And, of course, fashion. For as influential as the characters were in shaping the way we lived our lives, they were possibly even more influential as to how we dressed.
The show didn’t just launch the four leading actresses into the stratosphere.
It also made the career of Sex And The City’s stylist Patricia Field.
While style icons traditionally came from the red carpet, Carrie Bradshaw was the first TV character that defined trends, brought new looks and introduced iconic and rarefied designers to the viewing masses at home.
For a time it was almost impossible to distinguish Sarah Jessica Parker, who worked closely with Patricia, from her alter-ego. Carrie was, in effect, the original street style star, the Brownstone-lined avenues of New York her catwalk.
Each episode was a fashion feast, as her character threw together looks that were in parts fabulous, fantastical and sometimes downright bonkers.
Does anyone else remember the tie-dye purple sports leggings with heels and a bandana?
Or her cropped shirt, skirt and a belt tied around her bare midriff for no other reason than she fancied an experiment?
Or the time she went out for groceries in a swimsuit, heels and a flat cap?
But equally, Carrie inspired and created trends — with Patricia working with the world’s biggest fashion labels to feature clothes and accessories timed to hit shops as the series aired.
When Carrie sported a Dior saddle bag, it instantly became a bestseller.
And when she took to wearing a Gucci bum bag, fashion declared the fanny pack officially back.
It wasn’t just Carrie, of course. Because each character was so defined — and so appealing — every woman could find their own fashion icon within the series.
Charlotte’s girl-next-door style was beautifully Jackie-O.
Miranda and Samantha, in their very different ways, both channelled Melanie Griffiths in Working Girl.
What’s incredible is how much staying power their individual styles have had.
You only need to look to today’s catwalks to see how the four women are still influencing how we dress.
Maria Grazia Chiuri’s Dior, with its netted ballgown skirts over embellished corsets, or Dolce & Gabbana’s colourful skintight looks are just as “Carrie” today as they were in 1999.
You can see Charlotte’s influence in all the pretty summer prom dresses by A-list favourite Harley Viera Newton and her HVN label.
This season’s Versace collection — Donatella’s tribute to her murdered brother Gianna — has “Samantha” written all over it.
THE stars made fashion statements that stood the test of time.
- Ballet skirt: Carrie’s skirt was there from beginning to end and is as influential as ever thanks to Maria Grazia Chiuri at Dior.

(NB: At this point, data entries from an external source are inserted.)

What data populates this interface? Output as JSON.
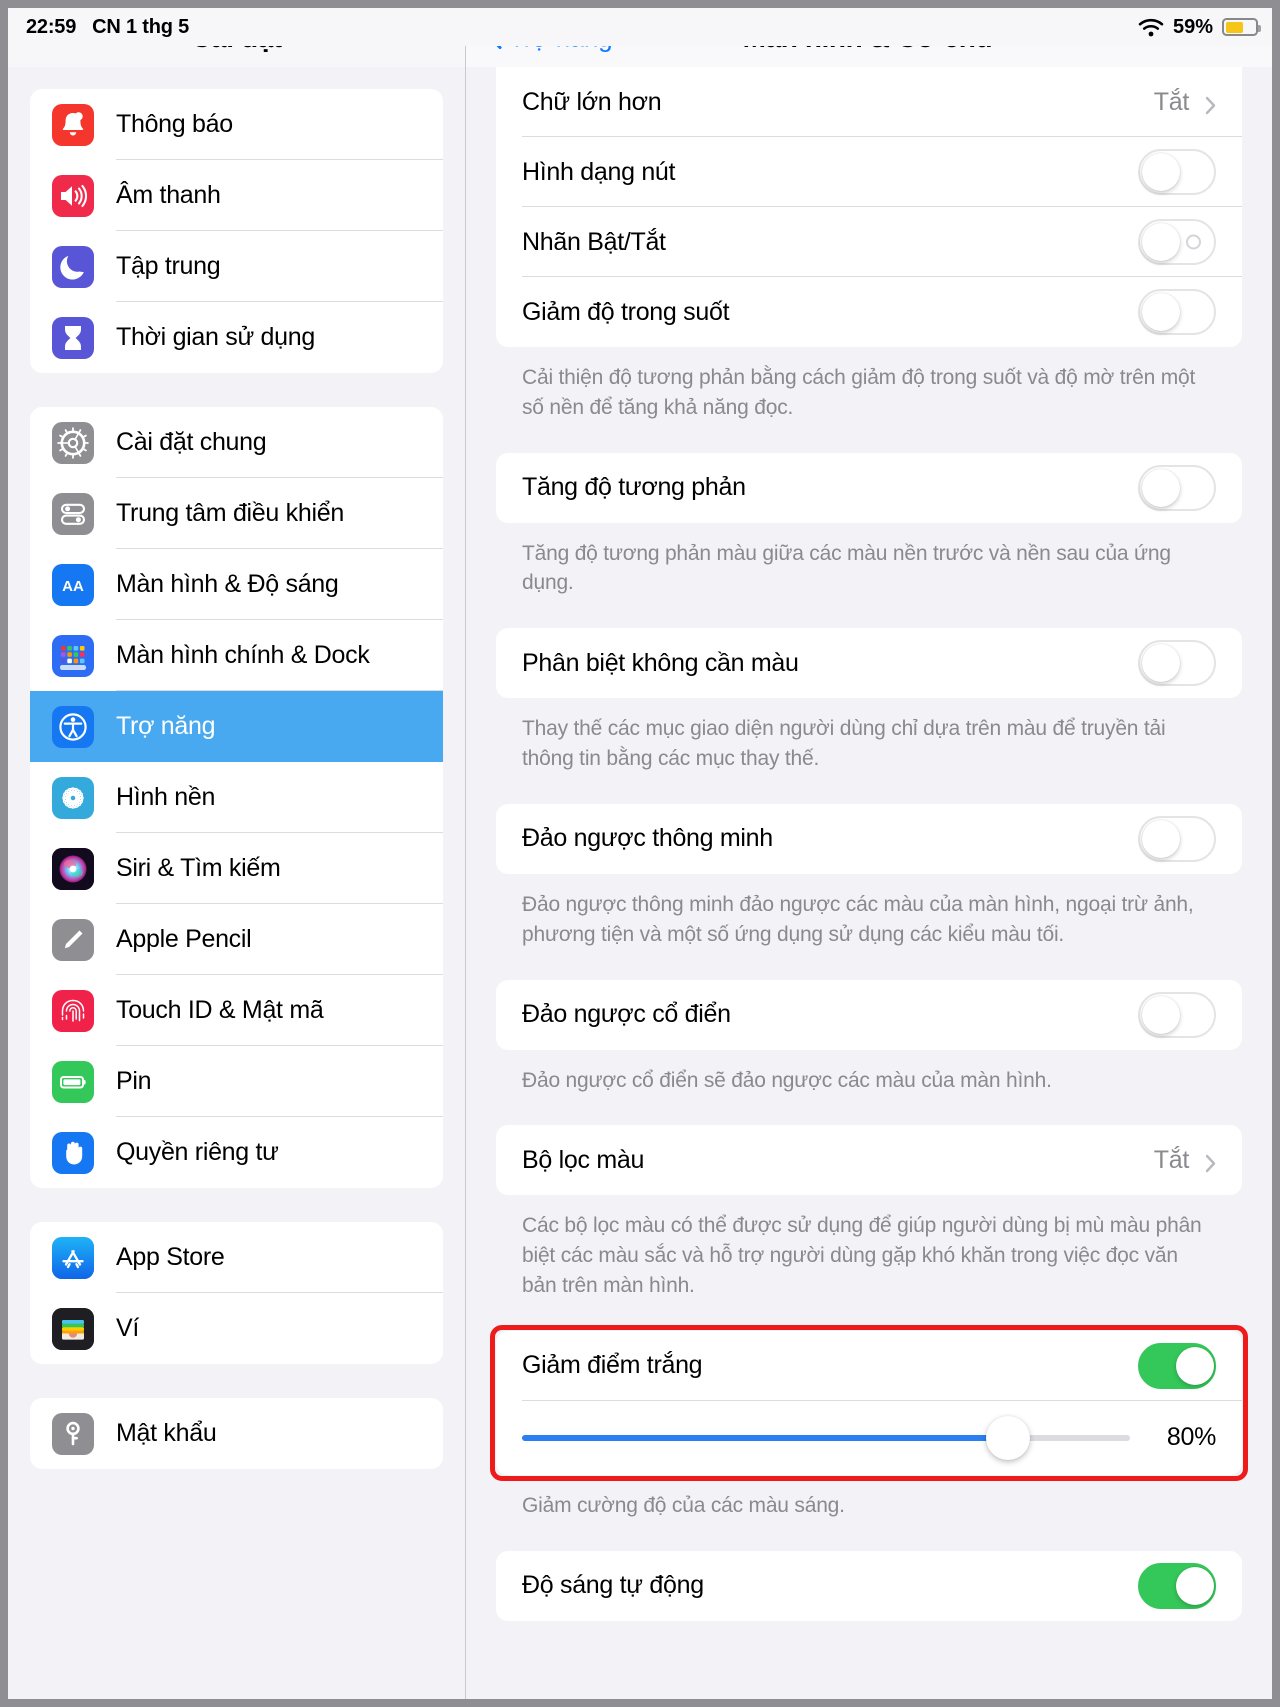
{
  "status_bar": {
    "time": "22:59",
    "date": "CN 1 thg 5",
    "battery_percent": "59%",
    "wifi_icon": "wifi-icon",
    "battery_icon": "battery-icon",
    "battery_color": "#f5c518",
    "battery_level": 59
  },
  "sidebar": {
    "title": "Cài đặt",
    "groups": [
      {
        "items": [
          {
            "label": "Thông báo",
            "icon": "notifications-icon",
            "color": "#f4362c",
            "selected": false
          },
          {
            "label": "Âm thanh",
            "icon": "sounds-icon",
            "color": "#f02a4b",
            "selected": false
          },
          {
            "label": "Tập trung",
            "icon": "focus-icon",
            "color": "#5856d6",
            "selected": false
          },
          {
            "label": "Thời gian sử dụng",
            "icon": "screen-time-icon",
            "color": "#5856d6",
            "selected": false
          }
        ]
      },
      {
        "items": [
          {
            "label": "Cài đặt chung",
            "icon": "general-gear-icon",
            "color": "#8e8e93",
            "selected": false
          },
          {
            "label": "Trung tâm điều khiển",
            "icon": "control-center-icon",
            "color": "#8e8e93",
            "selected": false
          },
          {
            "label": "Màn hình & Độ sáng",
            "icon": "display-brightness-icon",
            "color": "#1577f2",
            "selected": false
          },
          {
            "label": "Màn hình chính & Dock",
            "icon": "home-screen-dock-icon",
            "color": "#2d6cf5",
            "selected": false
          },
          {
            "label": "Trợ năng",
            "icon": "accessibility-icon",
            "color": "#1577f2",
            "selected": true
          },
          {
            "label": "Hình nền",
            "icon": "wallpaper-icon",
            "color": "#34aadc",
            "selected": false
          },
          {
            "label": "Siri & Tìm kiếm",
            "icon": "siri-icon",
            "color": "#1c1c1e",
            "selected": false
          },
          {
            "label": "Apple Pencil",
            "icon": "apple-pencil-icon",
            "color": "#8e8e93",
            "selected": false
          },
          {
            "label": "Touch ID & Mật mã",
            "icon": "touch-id-icon",
            "color": "#f0224a",
            "selected": false
          },
          {
            "label": "Pin",
            "icon": "battery-green-icon",
            "color": "#34c759",
            "selected": false
          },
          {
            "label": "Quyền riêng tư",
            "icon": "privacy-hand-icon",
            "color": "#1577f2",
            "selected": false
          }
        ]
      },
      {
        "items": [
          {
            "label": "App Store",
            "icon": "app-store-icon",
            "color": "#1b8ff5",
            "selected": false
          },
          {
            "label": "Ví",
            "icon": "wallet-icon",
            "color": "#1c1c1e",
            "selected": false
          }
        ]
      },
      {
        "items": [
          {
            "label": "Mật khẩu",
            "icon": "passwords-key-icon",
            "color": "#8e8e93",
            "selected": false
          }
        ]
      }
    ]
  },
  "detail": {
    "back_label": "Trợ năng",
    "back_icon": "chevron-left-icon",
    "title": "Màn hình & Cỡ chữ",
    "rows": {
      "larger_text": {
        "label": "Chữ lớn hơn",
        "value": "Tắt",
        "chevron": "chevron-right-icon"
      },
      "button_shapes": {
        "label": "Hình dạng nút",
        "switch": "off"
      },
      "on_off_labels": {
        "label": "Nhãn Bật/Tắt",
        "switch": "off_labeled"
      },
      "reduce_transparency": {
        "label": "Giảm độ trong suốt",
        "switch": "off"
      },
      "increase_contrast": {
        "label": "Tăng độ tương phản",
        "switch": "off"
      },
      "diff_without_color": {
        "label": "Phân biệt không cần màu",
        "switch": "off"
      },
      "smart_invert": {
        "label": "Đảo ngược thông minh",
        "switch": "off"
      },
      "classic_invert": {
        "label": "Đảo ngược cổ điển",
        "switch": "off"
      },
      "color_filters": {
        "label": "Bộ lọc màu",
        "value": "Tắt",
        "chevron": "chevron-right-icon"
      },
      "reduce_white_point": {
        "label": "Giảm điểm trắng",
        "switch": "on",
        "slider_value": "80%",
        "slider_percent": 80,
        "highlighted": true
      },
      "auto_brightness": {
        "label": "Độ sáng tự động",
        "switch": "on"
      }
    },
    "footnotes": {
      "transparency": "Cải thiện độ tương phản bằng cách giảm độ trong suốt và độ mờ trên một số nền để tăng khả năng đọc.",
      "contrast": "Tăng độ tương phản màu giữa các màu nền trước và nền sau của ứng dụng.",
      "without_color": "Thay thế các mục giao diện người dùng chỉ dựa trên màu để truyền tải thông tin bằng các mục thay thế.",
      "smart_invert": "Đảo ngược thông minh đảo ngược các màu của màn hình, ngoại trừ ảnh, phương tiện và một số ứng dụng sử dụng các kiểu màu tối.",
      "classic_invert": "Đảo ngược cổ điển sẽ đảo ngược các màu của màn hình.",
      "color_filters": "Các bộ lọc màu có thể được sử dụng để giúp người dùng bị mù màu phân biệt các màu sắc và hỗ trợ người dùng gặp khó khăn trong việc đọc văn bản trên màn hình.",
      "white_point": "Giảm cường độ của các màu sáng."
    }
  },
  "theme": {
    "accent_blue": "#0a7cff",
    "selected_row": "#48a9f0",
    "switch_on": "#34c759",
    "slider_fill": "#2b7ff0",
    "highlight_border": "#ee1b1b",
    "group_bg": "#ffffff",
    "page_bg": "#f2f2f7"
  }
}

- The crop: Miranda’s hair was the cut of the late Nineties, loved across the globe by women including Victoria Beckham.
- The colour block: Loved by Samantha, she was the queen of bold brights. Now a favourite with Balenciaga.

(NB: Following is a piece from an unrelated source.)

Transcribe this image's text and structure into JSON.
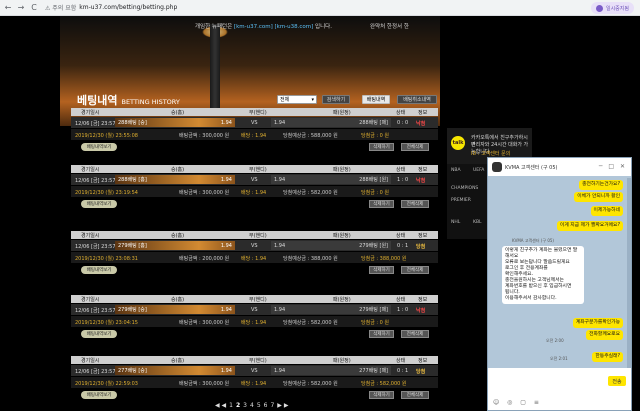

- Fifties dresses: Charlotte loved this style and it is still hot today.
- Monogrammed necklaces: Burberry, Tommy Hilfiger and more adopted Carrie’s love of this look.
And could Miranda BE any more Vetements or Celine?
In fact, Miranda — perhaps the most overlooked character from a fashion point of view — is arguably having the biggest renaissance of the four. The dungarees, the “ugly” trainers with her suits, the oversize jackets and coats.
These looks have dominated some of the most influential catwalks over the past three or four seasons.
Now, the real-life Miranda — actress Cynthia Nixon, who played her — is campaigning to become governor of New York.
In a nod to just how influential the characters still are today, Kristin Davis, who played Charlotte, recently posted a picture of herself on Instagram in support of Cynthia’s campaign. Cynthia’s two closest co-stars, SJP and Kristin, are also two of her biggest campaign supporters.
We weren’t crazy to find ourselves in these women.
We needed them — as much as the actresses who played them.
As SJP herself posted on social media just two days ago, next to throwback pictures from filming Sex And The City: “Were those some of the best years of your life? Abso-f***ing-lutely.”
For us, they still are.
- Natasha Pearlman is a former editor of Grazia magazine.